        5. When a group receives a packet they should pass it back up through the layers and follow the directions until they receive their complete message. If the internet layer realizes that the packet is not for them, s/he should pass it back down to the link layer to give to another group.
        6. After each team sends and receives a message, have them discuss the discussion questions in their groups and then as a class.
        1. Packet Order: the order of the packets does not matter since the TCP header will tell you how to order them, e.g. packet 2 of 3.
        2. Missing Packets: You could steal one of the packets during the activity to see what happens. If there is a missing packet, the TCP layer will know which packet is missing from the TCP headers, e.g. packet 2 of 3. A message needs to be sent to the sender to let them know that a packet is missing and to ask the sender to send it again. For this, we would need a sender IP address in the IP header as well as the recipient's IP address. Packets in real life contain both addresses in the IP header.
        3. Corrupted Packets: How do you know you got the right data? Usually packets have a checksum (or parity bits) to check that you got all the bits.
        4. Security/Privacy: In this simulation, it would be very easy to read everyone's messages. There's no security or privacy. Packet sniffers in real life can capture packets in a network and read them unless they are encrypted. You will probably need to introduce the terms encryption and packet sniffers to the class.
  • Rethink, Reflect and/or Revise (10 minutes): Review how the Internet works, including the important terms covered in the videos. Students should complete a reflection on their portfolio based on the POGIL activities and complete the interactive exercises.

AP Classroom

The College Board's AP Classroom provides a question bank and Topic Questions. You may create a formative assessment quiz in AP Classroom, assign the quiz (a set of questions), and then review the results in class to identify and address any student misunderstandings.The following are suggested topic questions that you could assign once students have completed this lesson.

Suggested Topic Questions:

  • Topic 4.1 The Internet
  • Topic 4.2 Fault Tolerance

Assessment Opportunities and Solutions

Solutions Note: Solutions are only available to verified educators who have joined the Teaching Mobile CSP Google group/forum in Unit 1.

Assessment Opportunities

You can examine students’ work on the interactive exercise and their reflection portfolio entries to assess their progress on the following learning objectives.

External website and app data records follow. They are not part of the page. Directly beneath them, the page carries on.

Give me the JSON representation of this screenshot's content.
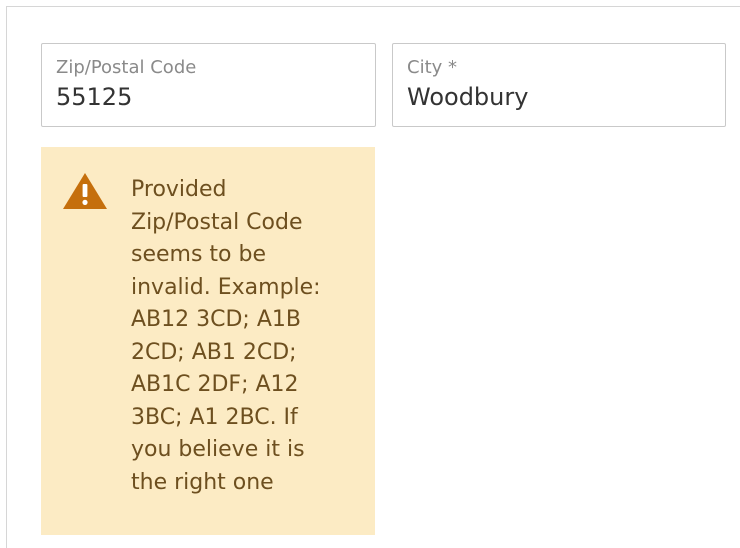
{
  "form": {
    "zip_field": {
      "label": "Zip/Postal Code",
      "value": "55125"
    },
    "city_field": {
      "label": "City *",
      "value": "Woodbury"
    },
    "warning": {
      "icon": "warning-triangle-icon",
      "message": "Provided\nZip/Postal Code\nseems to be\ninvalid. Example:\nAB12 3CD; A1B\n2CD; AB1 2CD;\nAB1C 2DF; A12\n3BC; A1 2BC. If\nyou believe it is\nthe right one",
      "background_color": "#fcebc4",
      "icon_color": "#c56f0c"
    }
  }
}
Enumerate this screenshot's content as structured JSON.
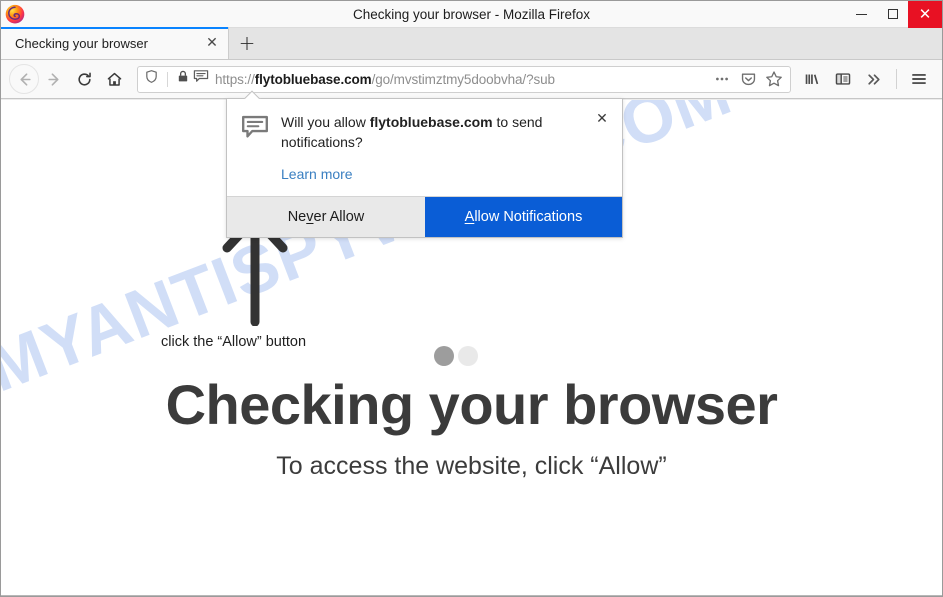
{
  "window": {
    "title": "Checking your browser - Mozilla Firefox",
    "logo_icon": "firefox-logo",
    "controls": {
      "minimize": "minimize-icon",
      "maximize": "maximize-icon",
      "close": "close-icon"
    }
  },
  "tabs": {
    "items": [
      {
        "title": "Checking your browser",
        "close_icon": "close-icon",
        "active": true
      }
    ],
    "new_tab_label": "+",
    "new_tab_icon": "plus-icon"
  },
  "toolbar": {
    "back_icon": "back-arrow-icon",
    "forward_icon": "forward-arrow-icon",
    "reload_icon": "reload-icon",
    "home_icon": "home-icon",
    "library_icon": "library-icon",
    "sidebar_icon": "sidebar-icon",
    "overflow_icon": "chevron-double-right-icon",
    "menu_icon": "hamburger-menu-icon"
  },
  "urlbar": {
    "shield_icon": "tracking-protection-shield-icon",
    "lock_icon": "padlock-icon",
    "notification_icon": "notification-bubble-icon",
    "url_scheme": "https://",
    "url_host": "flytobluebase.com",
    "url_path": "/go/mvstimztmy5doobvha/?sub",
    "page_actions_icon": "ellipsis-icon",
    "pocket_icon": "pocket-icon",
    "bookmark_icon": "star-icon"
  },
  "popup": {
    "icon": "notification-bubble-icon",
    "question_prefix": "Will you allow ",
    "question_domain": "flytobluebase.com",
    "question_suffix": " to send notifications?",
    "learn_more": "Learn more",
    "close_icon": "close-icon",
    "never_allow": {
      "pre": "Ne",
      "accesskey": "v",
      "post": "er Allow"
    },
    "allow": {
      "accesskey": "A",
      "post": "llow Notifications"
    },
    "accent_color": "#0a5dd6",
    "never_bg": "#e9e9e9"
  },
  "page": {
    "watermark": "MYANTISPYWARE.COM",
    "watermark_color": "#cfddf7",
    "arrow_icon": "up-arrow-icon",
    "arrow_caption": "click the “Allow” button",
    "loader": {
      "dot1_color": "#9d9d9d",
      "dot2_color": "#e9e9e9"
    },
    "heading": "Checking your browser",
    "subheading": "To access the website, click “Allow”"
  }
}
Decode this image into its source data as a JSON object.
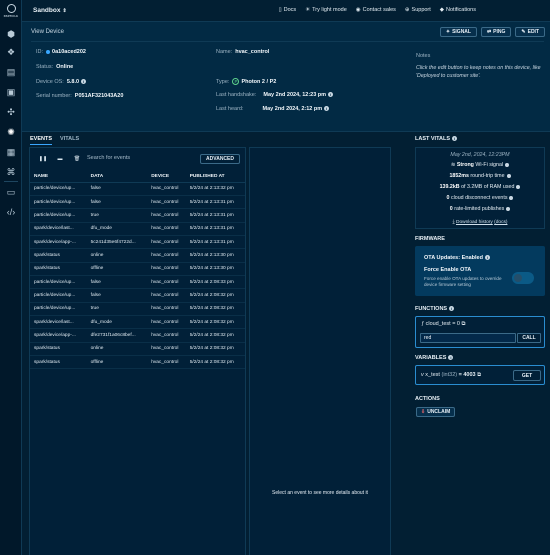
{
  "brand": {
    "name": "PARTICLE"
  },
  "topbar": {
    "org": "Sandbox",
    "links": [
      {
        "icon": "doc-icon",
        "label": "Docs"
      },
      {
        "icon": "sun-icon",
        "label": "Try light mode"
      },
      {
        "icon": "chat-icon",
        "label": "Contact sales"
      },
      {
        "icon": "help-icon",
        "label": "Support"
      }
    ],
    "notifications": "Notifications"
  },
  "header": {
    "title": "View Device",
    "buttons": {
      "signal": "SIGNAL",
      "ping": "PING",
      "edit": "EDIT"
    },
    "id_label": "ID:",
    "id_value": "0a10aced202",
    "status_label": "Status:",
    "status_value": "Online",
    "os_label": "Device OS:",
    "os_value": "5.8.0",
    "serial_label": "Serial number:",
    "serial_value": "P051AF321043A20",
    "name_label": "Name:",
    "name_value": "hvac_control",
    "type_label": "Type:",
    "type_value": "Photon 2 / P2",
    "handshake_label": "Last handshake:",
    "handshake_value": "May 2nd 2024, 12:23 pm",
    "heard_label": "Last heard:",
    "heard_value": "May 2nd 2024, 2:12 pm",
    "notes_title": "Notes",
    "notes_body": "Click the edit button to keep notes on this device, like 'Deployed to customer site'."
  },
  "tabs": {
    "events": "EVENTS",
    "vitals": "VITALS"
  },
  "events": {
    "search_placeholder": "Search for events",
    "advanced": "ADVANCED",
    "columns": [
      "NAME",
      "DATA",
      "DEVICE",
      "PUBLISHED AT"
    ],
    "rows": [
      [
        "particle/device/up...",
        "false",
        "hvac_control",
        "5/2/24 at 2:13:32 pm"
      ],
      [
        "particle/device/up...",
        "false",
        "hvac_control",
        "5/2/24 at 2:13:31 pm"
      ],
      [
        "particle/device/up...",
        "true",
        "hvac_control",
        "5/2/24 at 2:13:31 pm"
      ],
      [
        "spark/device/last...",
        "dfu_mode",
        "hvac_control",
        "5/2/24 at 2:13:31 pm"
      ],
      [
        "spark/device/app-...",
        "5c241d35e6f4722d...",
        "hvac_control",
        "5/2/24 at 2:13:31 pm"
      ],
      [
        "spark/status",
        "online",
        "hvac_control",
        "5/2/24 at 2:13:30 pm"
      ],
      [
        "spark/status",
        "offline",
        "hvac_control",
        "5/2/24 at 2:13:30 pm"
      ],
      [
        "particle/device/up...",
        "false",
        "hvac_control",
        "5/2/24 at 2:08:33 pm"
      ],
      [
        "particle/device/up...",
        "false",
        "hvac_control",
        "5/2/24 at 2:08:32 pm"
      ],
      [
        "particle/device/up...",
        "true",
        "hvac_control",
        "5/2/24 at 2:08:32 pm"
      ],
      [
        "spark/device/last...",
        "dfu_mode",
        "hvac_control",
        "5/2/24 at 2:08:32 pm"
      ],
      [
        "spark/device/app-...",
        "dfe2731f1a06c8bef...",
        "hvac_control",
        "5/2/24 at 2:08:32 pm"
      ],
      [
        "spark/status",
        "online",
        "hvac_control",
        "5/2/24 at 2:08:32 pm"
      ],
      [
        "spark/status",
        "offline",
        "hvac_control",
        "5/2/24 at 2:08:32 pm"
      ]
    ],
    "detail_empty": "Select an event to see more details about it"
  },
  "vitals": {
    "title": "LAST VITALS",
    "timestamp": "May 2nd, 2024, 12:23PM",
    "signal_strength": "Strong",
    "signal_suffix": "Wi-Fi signal",
    "round_trip_value": "1852ms",
    "round_trip_suffix": "round-trip time",
    "ram_value": "139.2kB",
    "ram_suffix": "of 3.2MB of RAM used",
    "disconnects_value": "0",
    "disconnects_suffix": "cloud disconnect events",
    "rate_value": "0",
    "rate_suffix": "rate-limited publishes",
    "download": "Download history",
    "docs": "(docs)"
  },
  "firmware": {
    "title": "FIRMWARE",
    "ota_updates": "OTA Updates: Enabled",
    "force_title": "Force Enable OTA",
    "force_desc": "Force enable OTA updates to override device firmware setting",
    "force_enabled": false
  },
  "functions": {
    "title": "FUNCTIONS",
    "signature": "cloud_test = 0",
    "input_value": "red",
    "call": "CALL"
  },
  "variables": {
    "title": "VARIABLES",
    "name": "x_test",
    "type": "(int32)",
    "value": "= 4003",
    "get": "GET"
  },
  "actions": {
    "title": "ACTIONS",
    "unclaim": "UNCLAIM"
  },
  "colors": {
    "accent": "#3aa7ff",
    "background": "#021f33",
    "online": "#3aa7ff"
  }
}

If students are able to do what is listed there, they are ready to move on to the next lesson.

  • Interactive Exercises:
  • Portfolio Reflections:
    LO X.X.X - Students should be able to ...
  • In the XXX App, look for:

Differentiation: More Practice

If students are struggling with lesson concepts, have them review the following resources:

  • Internet FAQ — the Internet Society's page provides concise answers to frequently asked questions about the Internet, including what it is and how it works.
  • Watch Warriors of the Net, a classic 12 minute animated video about packets traveling through the Internet.

Background Knowledge

  • Internet FAQ — the Internet Society's page provides concise answers to frequently asked questions about the Internet, including what it is and how it works.
  • Whitepaper — a fairly concise but authoritative explanation of Internet infrastructure.
  • Wikipedia — an authoritative and comprehensive resource with around 90 references to original sources.
  • Watch Warriors of the Net, a classic 12 minute animated video about packets traveling through the Internet.

6.3.2. Professional Development Reflection

Discuss the following questions with other teachers in your professional development program.

  • Explain how the various levels of abstraction influence characteristics of the Internet? This really combines two of the courses big ideas: abstraction and the Internet.
    [EU 6.1]
    I am confident I can teach this lesson to my students.
  • 1. Strongly Agree
  • 2. Agree
  • 3. Neutral
  • 4. Disagree
  • 5. Strongly Disagree